Component data from apps and pages ▸
-=-=-=-=-
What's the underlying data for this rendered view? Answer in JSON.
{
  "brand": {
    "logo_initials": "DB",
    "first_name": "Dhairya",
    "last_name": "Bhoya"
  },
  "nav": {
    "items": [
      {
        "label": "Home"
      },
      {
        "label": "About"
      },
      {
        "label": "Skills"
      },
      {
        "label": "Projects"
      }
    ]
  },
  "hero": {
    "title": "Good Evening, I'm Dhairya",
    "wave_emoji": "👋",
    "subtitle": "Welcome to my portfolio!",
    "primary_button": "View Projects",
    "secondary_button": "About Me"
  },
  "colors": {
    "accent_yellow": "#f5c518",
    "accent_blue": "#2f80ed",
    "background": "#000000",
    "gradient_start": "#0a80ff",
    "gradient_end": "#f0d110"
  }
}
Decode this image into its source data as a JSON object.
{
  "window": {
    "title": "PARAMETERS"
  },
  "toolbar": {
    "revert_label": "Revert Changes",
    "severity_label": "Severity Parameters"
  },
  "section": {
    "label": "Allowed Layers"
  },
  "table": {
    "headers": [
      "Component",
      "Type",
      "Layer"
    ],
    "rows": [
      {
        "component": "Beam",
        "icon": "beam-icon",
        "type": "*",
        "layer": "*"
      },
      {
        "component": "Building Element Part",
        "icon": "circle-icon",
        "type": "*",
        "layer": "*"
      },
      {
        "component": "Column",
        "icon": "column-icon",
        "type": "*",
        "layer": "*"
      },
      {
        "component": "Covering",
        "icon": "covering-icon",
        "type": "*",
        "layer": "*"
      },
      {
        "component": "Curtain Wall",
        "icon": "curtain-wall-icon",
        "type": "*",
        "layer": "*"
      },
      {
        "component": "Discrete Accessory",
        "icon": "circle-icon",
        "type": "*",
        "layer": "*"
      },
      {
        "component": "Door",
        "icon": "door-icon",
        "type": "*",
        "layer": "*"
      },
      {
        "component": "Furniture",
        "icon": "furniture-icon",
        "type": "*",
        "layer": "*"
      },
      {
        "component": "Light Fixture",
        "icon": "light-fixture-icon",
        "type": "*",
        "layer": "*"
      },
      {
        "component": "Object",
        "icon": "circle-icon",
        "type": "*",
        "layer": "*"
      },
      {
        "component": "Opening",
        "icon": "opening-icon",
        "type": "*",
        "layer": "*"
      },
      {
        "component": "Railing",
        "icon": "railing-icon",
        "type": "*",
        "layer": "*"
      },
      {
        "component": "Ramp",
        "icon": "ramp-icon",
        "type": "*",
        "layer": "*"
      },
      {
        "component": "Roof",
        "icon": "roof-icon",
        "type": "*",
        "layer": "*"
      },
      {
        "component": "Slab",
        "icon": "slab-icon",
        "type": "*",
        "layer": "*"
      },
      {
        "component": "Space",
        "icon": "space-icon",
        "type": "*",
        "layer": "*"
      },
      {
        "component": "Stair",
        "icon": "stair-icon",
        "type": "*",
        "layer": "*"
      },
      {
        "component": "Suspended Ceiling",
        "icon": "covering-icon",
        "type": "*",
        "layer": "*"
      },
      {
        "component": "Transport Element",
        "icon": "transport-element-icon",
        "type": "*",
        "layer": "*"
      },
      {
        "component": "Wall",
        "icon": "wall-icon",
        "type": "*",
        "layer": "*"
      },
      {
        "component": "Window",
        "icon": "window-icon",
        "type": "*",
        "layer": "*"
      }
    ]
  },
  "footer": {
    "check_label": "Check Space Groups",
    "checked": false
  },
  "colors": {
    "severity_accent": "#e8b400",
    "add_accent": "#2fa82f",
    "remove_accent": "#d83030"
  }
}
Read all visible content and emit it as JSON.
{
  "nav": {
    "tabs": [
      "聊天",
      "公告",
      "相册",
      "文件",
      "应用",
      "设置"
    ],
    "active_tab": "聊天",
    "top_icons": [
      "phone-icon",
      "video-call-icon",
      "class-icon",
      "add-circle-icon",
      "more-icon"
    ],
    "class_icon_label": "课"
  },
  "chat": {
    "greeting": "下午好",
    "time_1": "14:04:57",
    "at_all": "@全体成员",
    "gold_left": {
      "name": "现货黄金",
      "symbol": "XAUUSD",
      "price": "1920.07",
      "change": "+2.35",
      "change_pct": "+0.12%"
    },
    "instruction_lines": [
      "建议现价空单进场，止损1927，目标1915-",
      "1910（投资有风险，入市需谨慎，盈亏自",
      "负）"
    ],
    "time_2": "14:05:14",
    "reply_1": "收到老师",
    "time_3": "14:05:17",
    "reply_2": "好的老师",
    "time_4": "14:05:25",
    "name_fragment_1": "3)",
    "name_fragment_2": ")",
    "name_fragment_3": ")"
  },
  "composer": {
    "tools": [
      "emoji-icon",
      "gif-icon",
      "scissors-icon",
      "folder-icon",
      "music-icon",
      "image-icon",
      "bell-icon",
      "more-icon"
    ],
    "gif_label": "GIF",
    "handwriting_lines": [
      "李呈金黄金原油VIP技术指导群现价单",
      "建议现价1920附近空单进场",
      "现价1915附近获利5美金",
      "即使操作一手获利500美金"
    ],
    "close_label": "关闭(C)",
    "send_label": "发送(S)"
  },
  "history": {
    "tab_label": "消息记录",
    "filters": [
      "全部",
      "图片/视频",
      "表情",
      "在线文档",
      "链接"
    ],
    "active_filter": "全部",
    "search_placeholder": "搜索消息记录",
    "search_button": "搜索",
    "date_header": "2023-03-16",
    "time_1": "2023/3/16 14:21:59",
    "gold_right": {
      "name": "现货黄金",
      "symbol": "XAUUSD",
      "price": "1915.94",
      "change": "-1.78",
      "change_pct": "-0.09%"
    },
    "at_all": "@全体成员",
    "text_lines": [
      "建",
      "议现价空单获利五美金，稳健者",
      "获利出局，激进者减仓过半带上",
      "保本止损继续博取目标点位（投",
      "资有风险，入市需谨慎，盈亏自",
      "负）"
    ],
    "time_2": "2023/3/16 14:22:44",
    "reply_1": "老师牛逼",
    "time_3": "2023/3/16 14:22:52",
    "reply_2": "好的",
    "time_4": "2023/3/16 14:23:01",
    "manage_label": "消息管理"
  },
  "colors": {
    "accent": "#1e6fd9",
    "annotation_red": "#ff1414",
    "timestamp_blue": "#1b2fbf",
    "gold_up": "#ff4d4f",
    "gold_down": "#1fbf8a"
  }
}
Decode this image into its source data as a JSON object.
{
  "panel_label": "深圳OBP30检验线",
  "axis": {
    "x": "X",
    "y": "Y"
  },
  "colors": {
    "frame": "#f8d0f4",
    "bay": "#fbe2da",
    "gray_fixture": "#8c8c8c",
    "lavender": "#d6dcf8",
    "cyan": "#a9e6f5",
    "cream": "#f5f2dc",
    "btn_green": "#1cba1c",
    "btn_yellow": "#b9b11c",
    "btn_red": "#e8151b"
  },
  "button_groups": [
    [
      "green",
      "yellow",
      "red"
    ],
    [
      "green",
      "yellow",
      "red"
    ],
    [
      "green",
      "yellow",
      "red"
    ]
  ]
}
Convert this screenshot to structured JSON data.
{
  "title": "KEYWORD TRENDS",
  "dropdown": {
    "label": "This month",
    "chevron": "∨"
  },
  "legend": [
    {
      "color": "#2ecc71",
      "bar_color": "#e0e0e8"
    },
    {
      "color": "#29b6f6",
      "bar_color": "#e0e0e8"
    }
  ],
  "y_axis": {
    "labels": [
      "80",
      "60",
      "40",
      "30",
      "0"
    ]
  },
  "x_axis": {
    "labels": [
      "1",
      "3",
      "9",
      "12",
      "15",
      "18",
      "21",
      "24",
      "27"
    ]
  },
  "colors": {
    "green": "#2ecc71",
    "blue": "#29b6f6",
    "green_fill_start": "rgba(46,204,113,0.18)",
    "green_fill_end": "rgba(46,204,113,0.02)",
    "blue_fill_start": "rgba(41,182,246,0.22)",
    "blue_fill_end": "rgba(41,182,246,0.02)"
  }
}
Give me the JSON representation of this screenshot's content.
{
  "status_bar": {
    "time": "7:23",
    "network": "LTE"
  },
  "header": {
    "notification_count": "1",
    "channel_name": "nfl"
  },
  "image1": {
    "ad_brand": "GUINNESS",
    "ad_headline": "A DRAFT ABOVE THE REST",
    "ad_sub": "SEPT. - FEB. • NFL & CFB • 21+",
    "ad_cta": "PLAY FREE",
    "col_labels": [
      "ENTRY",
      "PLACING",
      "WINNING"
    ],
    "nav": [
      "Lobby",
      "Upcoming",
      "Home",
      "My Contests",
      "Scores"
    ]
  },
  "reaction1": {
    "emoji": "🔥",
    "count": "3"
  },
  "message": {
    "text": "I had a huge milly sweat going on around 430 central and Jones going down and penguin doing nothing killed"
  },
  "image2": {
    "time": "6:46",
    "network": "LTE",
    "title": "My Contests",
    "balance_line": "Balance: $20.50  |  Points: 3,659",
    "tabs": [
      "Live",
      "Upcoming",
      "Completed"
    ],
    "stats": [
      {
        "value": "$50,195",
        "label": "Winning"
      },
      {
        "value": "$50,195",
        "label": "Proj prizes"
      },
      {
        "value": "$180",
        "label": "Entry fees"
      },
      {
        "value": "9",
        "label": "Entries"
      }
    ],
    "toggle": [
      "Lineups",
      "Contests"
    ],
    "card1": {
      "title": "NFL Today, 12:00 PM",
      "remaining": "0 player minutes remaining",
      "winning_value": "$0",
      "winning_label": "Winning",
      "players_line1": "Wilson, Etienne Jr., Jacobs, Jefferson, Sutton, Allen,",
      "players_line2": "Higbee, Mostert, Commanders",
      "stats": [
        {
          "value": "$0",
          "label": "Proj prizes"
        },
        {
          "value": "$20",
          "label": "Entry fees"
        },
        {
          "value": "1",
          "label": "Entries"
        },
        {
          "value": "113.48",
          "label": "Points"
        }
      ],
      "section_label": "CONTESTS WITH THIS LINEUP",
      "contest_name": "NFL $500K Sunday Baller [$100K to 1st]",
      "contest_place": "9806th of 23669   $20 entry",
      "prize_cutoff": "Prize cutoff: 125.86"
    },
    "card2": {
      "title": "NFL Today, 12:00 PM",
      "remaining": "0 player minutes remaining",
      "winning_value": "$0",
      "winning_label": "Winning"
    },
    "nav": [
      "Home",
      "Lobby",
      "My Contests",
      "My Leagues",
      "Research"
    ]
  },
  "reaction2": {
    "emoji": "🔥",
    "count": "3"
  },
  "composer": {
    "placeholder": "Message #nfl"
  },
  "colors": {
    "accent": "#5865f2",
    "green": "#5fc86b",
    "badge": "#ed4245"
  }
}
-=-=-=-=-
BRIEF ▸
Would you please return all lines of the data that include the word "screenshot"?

RESULT OF THIS TASK ▸
Convert this screenshot to structured JSON data.
Give me the JSON representation of this screenshot's content.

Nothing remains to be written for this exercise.